→ What you are asked to do:
Return all the lines below in which the string "value" appears.

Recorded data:
# # #

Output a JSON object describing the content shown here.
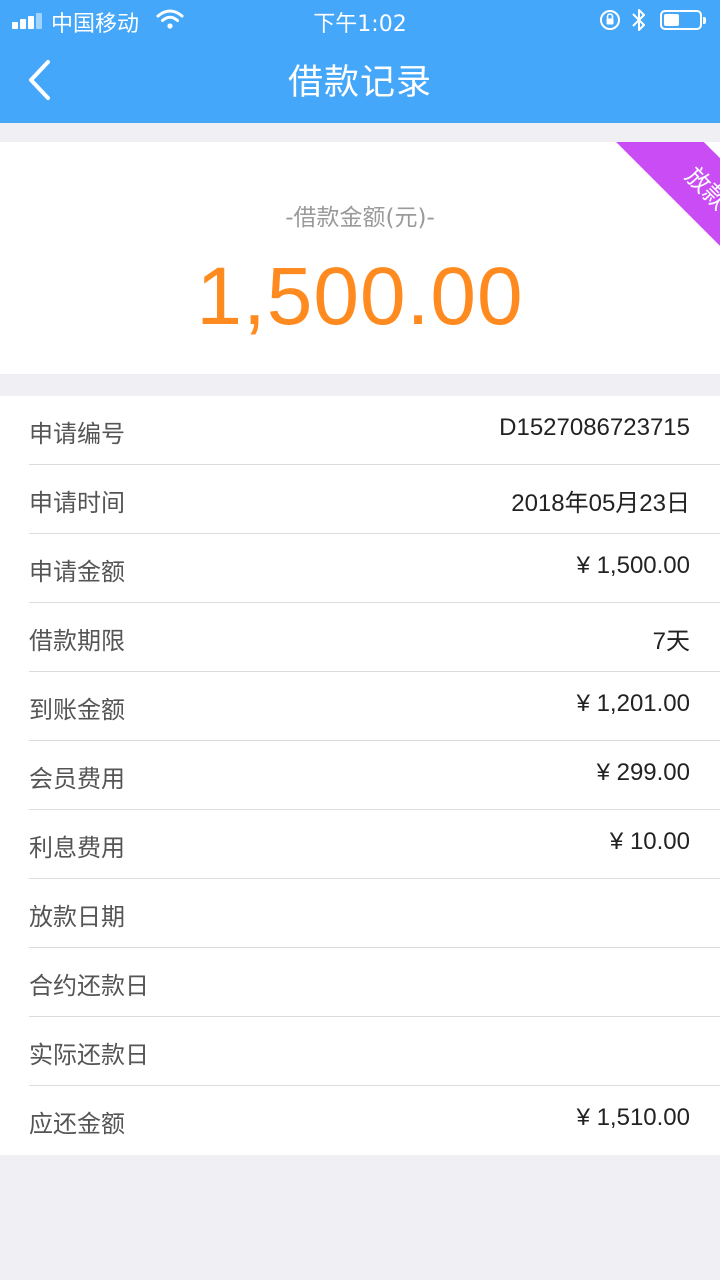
{
  "status_bar": {
    "carrier": "中国移动",
    "time": "下午1:02",
    "battery_level": 0.45
  },
  "nav": {
    "title": "借款记录",
    "back_icon": "chevron-left-icon"
  },
  "summary": {
    "label": "-借款金额(元)-",
    "amount": "1,500.00",
    "status": "放款中"
  },
  "colors": {
    "header": "#45a7f9",
    "amount": "#ff8a1f",
    "status_ribbon": "#c94cf5"
  },
  "details": [
    {
      "label": "申请编号",
      "value": "D1527086723715"
    },
    {
      "label": "申请时间",
      "value": "2018年05月23日"
    },
    {
      "label": "申请金额",
      "value": "¥ 1,500.00"
    },
    {
      "label": "借款期限",
      "value": "7天"
    },
    {
      "label": "到账金额",
      "value": "¥ 1,201.00"
    },
    {
      "label": "会员费用",
      "value": "¥ 299.00"
    },
    {
      "label": "利息费用",
      "value": "¥ 10.00"
    },
    {
      "label": "放款日期",
      "value": ""
    },
    {
      "label": "合约还款日",
      "value": ""
    },
    {
      "label": "实际还款日",
      "value": ""
    },
    {
      "label": "应还金额",
      "value": "¥ 1,510.00"
    }
  ]
}
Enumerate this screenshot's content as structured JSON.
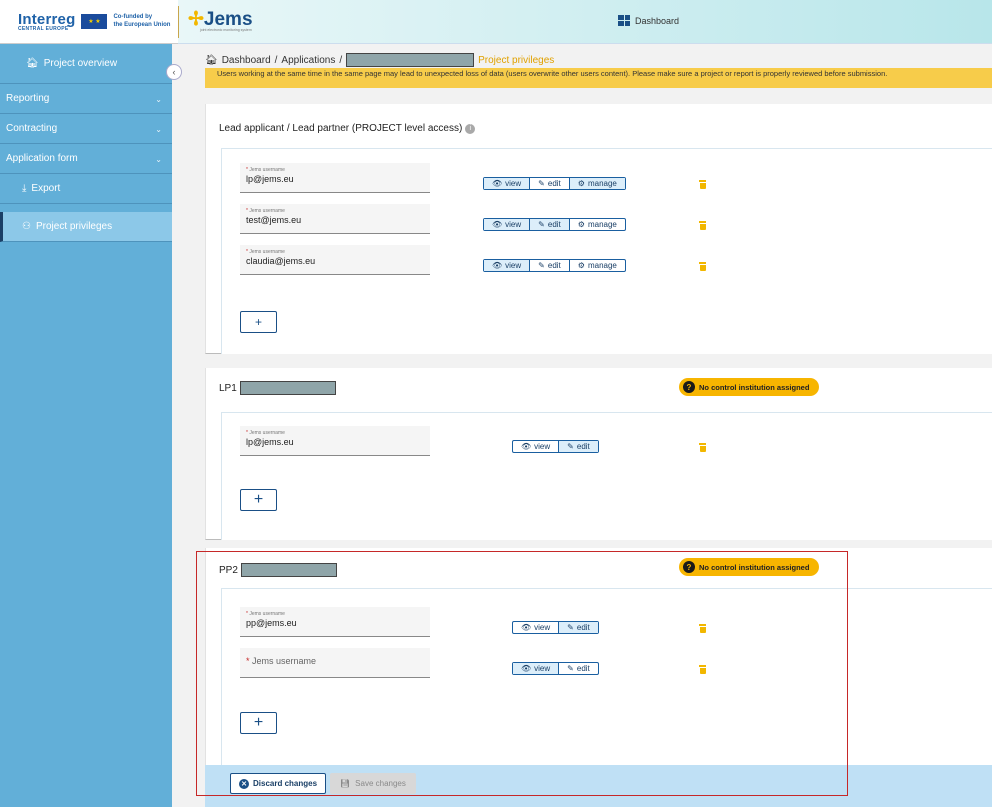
{
  "header": {
    "interreg_title": "Interreg",
    "interreg_subtitle": "CENTRAL EUROPE",
    "eu_text_line1": "Co-funded by",
    "eu_text_line2": "the European Union",
    "app_name": "Jems",
    "app_tagline": "joint electronic monitoring system",
    "dashboard_label": "Dashboard"
  },
  "sidebar": {
    "project_overview": "Project overview",
    "items": [
      {
        "label": "Reporting"
      },
      {
        "label": "Contracting"
      },
      {
        "label": "Application form"
      }
    ],
    "export": "Export",
    "project_privileges": "Project privileges"
  },
  "breadcrumb": {
    "dashboard": "Dashboard",
    "applications": "Applications",
    "current": "Project privileges"
  },
  "warning_text": "Users working at the same time in the same page may lead to unexpected loss of data (users overwrite other users content). Please make sure a project or report is properly reviewed before submission.",
  "lead_section": {
    "title": "Lead applicant / Lead partner (PROJECT level access)",
    "field_label": "Jems username",
    "users": [
      {
        "username": "lp@jems.eu",
        "active": "view"
      },
      {
        "username": "test@jems.eu",
        "active": "edit"
      },
      {
        "username": "claudia@jems.eu",
        "active": "view"
      }
    ],
    "toggle_labels": {
      "view": "view",
      "edit": "edit",
      "manage": "manage"
    },
    "add_label": "+"
  },
  "lp1_section": {
    "prefix": "LP1",
    "badge": "No control institution assigned",
    "field_label": "Jems username",
    "users": [
      {
        "username": "lp@jems.eu",
        "active": "edit"
      }
    ],
    "add_label": "+"
  },
  "pp2_section": {
    "prefix": "PP2",
    "badge": "No control institution assigned",
    "field_label": "Jems username",
    "users": [
      {
        "username": "pp@jems.eu",
        "active": "edit"
      }
    ],
    "empty_placeholder": "Jems username",
    "add_label": "+"
  },
  "footer": {
    "discard": "Discard changes",
    "save": "Save changes"
  },
  "colors": {
    "sidebar": "#62afd8",
    "accent": "#f7b500",
    "primary": "#1a4f86",
    "highlight": "#c62828"
  }
}
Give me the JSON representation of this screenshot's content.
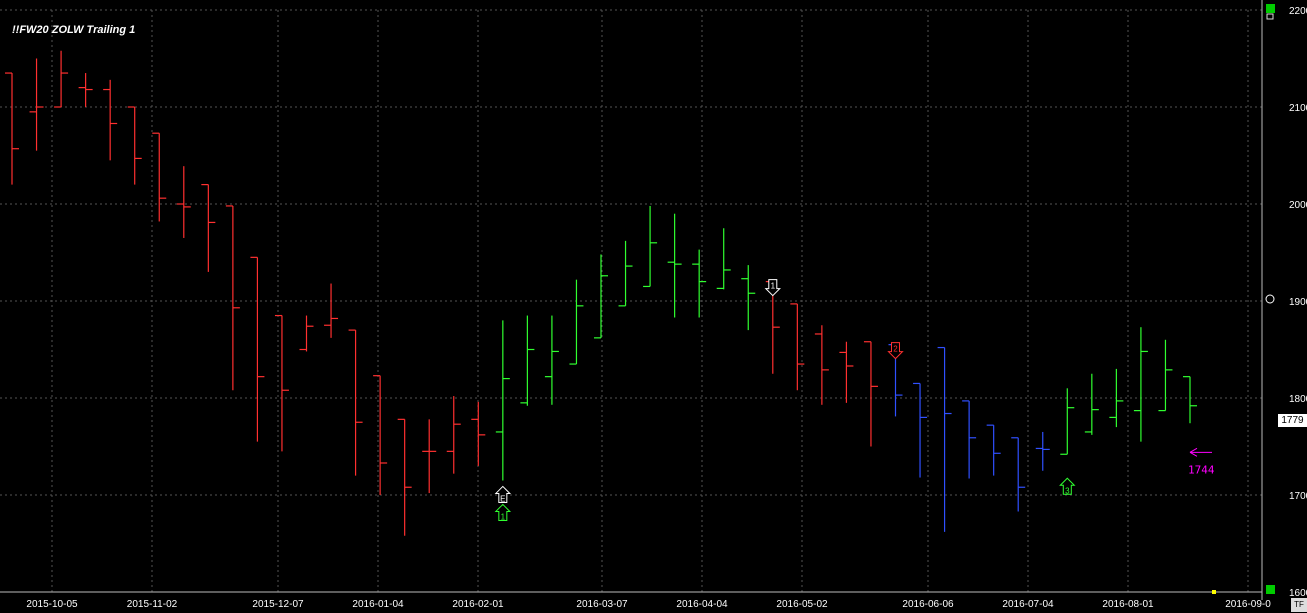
{
  "chart_data": {
    "type": "ohlc",
    "title": "!!FW20 ZOLW Trailing 1",
    "ylim": [
      1600,
      2200
    ],
    "y_ticks": [
      "2200",
      "2100",
      "2000",
      "1900",
      "1800",
      "1700",
      "1600"
    ],
    "x_ticks": [
      "2015-10-05",
      "2015-11-02",
      "2015-12-07",
      "2016-01-04",
      "2016-02-01",
      "2016-03-07",
      "2016-04-04",
      "2016-05-02",
      "2016-06-06",
      "2016-07-04",
      "2016-08-01",
      "2016-09-0"
    ],
    "grid": true,
    "current_price_label": "1779",
    "timeframe_label": "TF",
    "annotation": {
      "label": "1744",
      "value": 1744,
      "color": "#ff00ff"
    },
    "colors": {
      "down": "#ff3030",
      "up": "#30ff30",
      "neutral": "#3050ff"
    },
    "bars": [
      {
        "o": 2135,
        "h": 2135,
        "l": 2020,
        "c": 2057,
        "color": "down"
      },
      {
        "o": 2095,
        "h": 2150,
        "l": 2055,
        "c": 2100,
        "color": "down"
      },
      {
        "o": 2100,
        "h": 2158,
        "l": 2100,
        "c": 2135,
        "color": "down"
      },
      {
        "o": 2120,
        "h": 2135,
        "l": 2100,
        "c": 2118,
        "color": "down"
      },
      {
        "o": 2118,
        "h": 2128,
        "l": 2045,
        "c": 2083,
        "color": "down"
      },
      {
        "o": 2100,
        "h": 2100,
        "l": 2020,
        "c": 2047,
        "color": "down"
      },
      {
        "o": 2073,
        "h": 2073,
        "l": 1982,
        "c": 2006,
        "color": "down"
      },
      {
        "o": 2000,
        "h": 2039,
        "l": 1965,
        "c": 1997,
        "color": "down"
      },
      {
        "o": 2020,
        "h": 2020,
        "l": 1930,
        "c": 1981,
        "color": "down"
      },
      {
        "o": 1998,
        "h": 1998,
        "l": 1808,
        "c": 1893,
        "color": "down"
      },
      {
        "o": 1945,
        "h": 1945,
        "l": 1755,
        "c": 1822,
        "color": "down"
      },
      {
        "o": 1885,
        "h": 1885,
        "l": 1745,
        "c": 1808,
        "color": "down"
      },
      {
        "o": 1850,
        "h": 1885,
        "l": 1848,
        "c": 1874,
        "color": "down"
      },
      {
        "o": 1875,
        "h": 1918,
        "l": 1862,
        "c": 1882,
        "color": "down"
      },
      {
        "o": 1870,
        "h": 1870,
        "l": 1720,
        "c": 1775,
        "color": "down"
      },
      {
        "o": 1823,
        "h": 1823,
        "l": 1700,
        "c": 1733,
        "color": "down"
      },
      {
        "o": 1778,
        "h": 1778,
        "l": 1658,
        "c": 1708,
        "color": "down"
      },
      {
        "o": 1745,
        "h": 1778,
        "l": 1702,
        "c": 1745,
        "color": "down"
      },
      {
        "o": 1745,
        "h": 1802,
        "l": 1722,
        "c": 1773,
        "color": "down"
      },
      {
        "o": 1778,
        "h": 1796,
        "l": 1730,
        "c": 1762,
        "color": "down"
      },
      {
        "o": 1765,
        "h": 1880,
        "l": 1715,
        "c": 1820,
        "color": "up"
      },
      {
        "o": 1795,
        "h": 1885,
        "l": 1792,
        "c": 1850,
        "color": "up"
      },
      {
        "o": 1822,
        "h": 1885,
        "l": 1793,
        "c": 1848,
        "color": "up"
      },
      {
        "o": 1835,
        "h": 1922,
        "l": 1835,
        "c": 1895,
        "color": "up"
      },
      {
        "o": 1862,
        "h": 1948,
        "l": 1862,
        "c": 1926,
        "color": "up"
      },
      {
        "o": 1895,
        "h": 1962,
        "l": 1895,
        "c": 1936,
        "color": "up"
      },
      {
        "o": 1915,
        "h": 1998,
        "l": 1915,
        "c": 1960,
        "color": "up"
      },
      {
        "o": 1940,
        "h": 1990,
        "l": 1883,
        "c": 1938,
        "color": "up"
      },
      {
        "o": 1938,
        "h": 1953,
        "l": 1883,
        "c": 1920,
        "color": "up"
      },
      {
        "o": 1913,
        "h": 1975,
        "l": 1912,
        "c": 1932,
        "color": "up"
      },
      {
        "o": 1923,
        "h": 1937,
        "l": 1870,
        "c": 1908,
        "color": "up"
      },
      {
        "o": 1920,
        "h": 1920,
        "l": 1825,
        "c": 1873,
        "color": "down"
      },
      {
        "o": 1897,
        "h": 1897,
        "l": 1808,
        "c": 1835,
        "color": "down"
      },
      {
        "o": 1866,
        "h": 1875,
        "l": 1793,
        "c": 1829,
        "color": "down"
      },
      {
        "o": 1847,
        "h": 1858,
        "l": 1795,
        "c": 1833,
        "color": "down"
      },
      {
        "o": 1858,
        "h": 1858,
        "l": 1750,
        "c": 1812,
        "color": "down"
      },
      {
        "o": 1855,
        "h": 1855,
        "l": 1781,
        "c": 1803,
        "color": "neutral"
      },
      {
        "o": 1815,
        "h": 1815,
        "l": 1718,
        "c": 1780,
        "color": "neutral"
      },
      {
        "o": 1852,
        "h": 1852,
        "l": 1662,
        "c": 1784,
        "color": "neutral"
      },
      {
        "o": 1797,
        "h": 1797,
        "l": 1717,
        "c": 1759,
        "color": "neutral"
      },
      {
        "o": 1772,
        "h": 1772,
        "l": 1720,
        "c": 1743,
        "color": "neutral"
      },
      {
        "o": 1759,
        "h": 1759,
        "l": 1683,
        "c": 1708,
        "color": "neutral"
      },
      {
        "o": 1748,
        "h": 1765,
        "l": 1725,
        "c": 1747,
        "color": "neutral"
      },
      {
        "o": 1742,
        "h": 1810,
        "l": 1742,
        "c": 1790,
        "color": "up"
      },
      {
        "o": 1765,
        "h": 1825,
        "l": 1762,
        "c": 1788,
        "color": "up"
      },
      {
        "o": 1780,
        "h": 1830,
        "l": 1770,
        "c": 1797,
        "color": "up"
      },
      {
        "o": 1787,
        "h": 1873,
        "l": 1755,
        "c": 1848,
        "color": "up"
      },
      {
        "o": 1787,
        "h": 1860,
        "l": 1787,
        "c": 1829,
        "color": "up"
      },
      {
        "o": 1822,
        "h": 1822,
        "l": 1774,
        "c": 1792,
        "color": "up"
      }
    ],
    "signals": [
      {
        "label": "1",
        "bar_index": 20,
        "dir": "up",
        "color": "#30ff30"
      },
      {
        "label": "E",
        "bar_index": 20,
        "dir": "up",
        "color": "#ffffff"
      },
      {
        "label": "1",
        "bar_index": 31,
        "dir": "down",
        "color": "#ffffff"
      },
      {
        "label": "2",
        "bar_index": 36,
        "dir": "down",
        "color": "#ff3030"
      },
      {
        "label": "3",
        "bar_index": 43,
        "dir": "up",
        "color": "#30ff30"
      }
    ]
  }
}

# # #

→ Exercise result:
      "value": "D1527086723715"
      "value": "2018年05月23日"
      "value": "¥ 1,500.00"
      "value": "7天"
      "value": "¥ 1,201.00"
      "value": "¥ 299.00"
      "value": "¥ 10.00"
      "value": ""
      "value": ""
      "value": ""
      "value": "¥ 1,510.00"
      "value": 1744,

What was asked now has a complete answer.